"Angle of Repose" is narrated by Lyman Ward - a retired history professor confined to a wheelchair due to a debilitating disease and the amputation of one leg. He has returned to live alone in the house where his grandmother died against the advice and insistence of his son who thinks he should be in a care facility. Ward is dependent for much of his care upon the same woman who cared for his father during his declining years. He has decided he will research his grandparent's lives and write a chronicle of their years spent on the western frontier a century before. He has his grandmother's letters, drawings and articles but nothing of his grandfather other than his own memories of the man.
Stegner based his grandmother, Susan Burling Ward, on the real life of Mary Hallock Foote. He had been given access to Foote's historical letters by a family member. There was controversy about Stegner's use of substantial passages from Foote's letters without credit after he won the Pulitzer. I agree with one critic that while the letters added to the authentic feeling of the story, it was Stegner's own imagination and prose which made the book so enjoyable.

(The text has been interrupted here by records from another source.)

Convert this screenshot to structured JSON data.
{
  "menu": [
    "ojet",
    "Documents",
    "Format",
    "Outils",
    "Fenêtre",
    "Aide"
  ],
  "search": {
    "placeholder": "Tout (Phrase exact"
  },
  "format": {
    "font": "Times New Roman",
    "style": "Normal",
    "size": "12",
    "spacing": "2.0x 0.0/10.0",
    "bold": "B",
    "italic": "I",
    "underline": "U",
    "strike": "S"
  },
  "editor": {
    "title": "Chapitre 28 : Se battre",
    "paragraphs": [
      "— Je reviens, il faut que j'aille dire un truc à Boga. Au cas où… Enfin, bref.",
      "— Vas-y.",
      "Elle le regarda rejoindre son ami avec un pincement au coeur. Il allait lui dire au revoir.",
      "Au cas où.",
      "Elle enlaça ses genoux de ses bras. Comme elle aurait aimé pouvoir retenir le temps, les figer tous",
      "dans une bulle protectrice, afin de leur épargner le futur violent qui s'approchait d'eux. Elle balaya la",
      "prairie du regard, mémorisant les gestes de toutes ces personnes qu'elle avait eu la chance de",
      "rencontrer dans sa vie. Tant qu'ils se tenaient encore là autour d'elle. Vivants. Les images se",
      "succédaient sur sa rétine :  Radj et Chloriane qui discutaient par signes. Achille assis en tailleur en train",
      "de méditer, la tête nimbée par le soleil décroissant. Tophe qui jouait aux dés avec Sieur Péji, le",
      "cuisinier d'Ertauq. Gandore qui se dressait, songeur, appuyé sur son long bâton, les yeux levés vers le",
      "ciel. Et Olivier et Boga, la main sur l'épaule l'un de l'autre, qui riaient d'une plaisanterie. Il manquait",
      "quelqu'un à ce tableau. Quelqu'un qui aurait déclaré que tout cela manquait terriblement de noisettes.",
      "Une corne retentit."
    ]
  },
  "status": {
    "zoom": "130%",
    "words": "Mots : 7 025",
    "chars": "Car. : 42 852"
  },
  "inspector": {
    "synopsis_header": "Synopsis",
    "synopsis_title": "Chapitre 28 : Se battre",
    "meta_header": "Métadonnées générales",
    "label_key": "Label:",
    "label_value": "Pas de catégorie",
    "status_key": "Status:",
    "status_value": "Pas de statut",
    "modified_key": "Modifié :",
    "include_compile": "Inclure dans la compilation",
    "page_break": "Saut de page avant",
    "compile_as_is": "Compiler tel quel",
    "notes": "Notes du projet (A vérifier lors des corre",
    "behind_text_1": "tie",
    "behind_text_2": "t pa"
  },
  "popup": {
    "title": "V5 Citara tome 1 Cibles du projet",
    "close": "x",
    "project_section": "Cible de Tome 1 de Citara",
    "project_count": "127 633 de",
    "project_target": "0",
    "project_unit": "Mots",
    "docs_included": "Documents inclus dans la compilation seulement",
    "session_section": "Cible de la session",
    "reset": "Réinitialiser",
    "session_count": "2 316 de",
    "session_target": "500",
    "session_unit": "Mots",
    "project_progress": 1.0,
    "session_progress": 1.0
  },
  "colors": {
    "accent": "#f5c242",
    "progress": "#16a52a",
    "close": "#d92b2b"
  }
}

It took me almost two weeks to read this book, partly because I was busy, but mostly because it is a book to be savored. When I finished the last page, I just sat in awe and asked, "How does he do that?" Then I ask myself why I would spend time reading some of the books I do when there are such first rate authors like Wallace Stegner?
I finished "Angle of Repose" a couple of days ago which gave me just enough time to read Anita Brookner's "Hotel du Lac" - winner of the 1984 Booker Prize.
Our protaganist, Edith Hope, has reached the hotel, on the shores of Lake Geneva, in a state of confusion. Her best friend made the arrangements and drove her to the airport, insisting she stay away until she has atoned for her unfortunate mistakes and "grown up". Of course we do not know what her mistakes have been until more than half-way through the book. We are allowed to learn about romance novelist writer, Ms. Hope, as she learns about herself through her interactions with and observations of some of the other hotel guests.
When one of those guests, Mr. Neville, proposes marriage after only a brief acquaintance and Edith accepts even though they do not love one another but because she does not want to end up in life alone, we do not know what happens until the final page. Even then we are left wondering about the future of Edith Hope; just as we are left thinking about our own life's choices.
And now I begin "The Sculptress".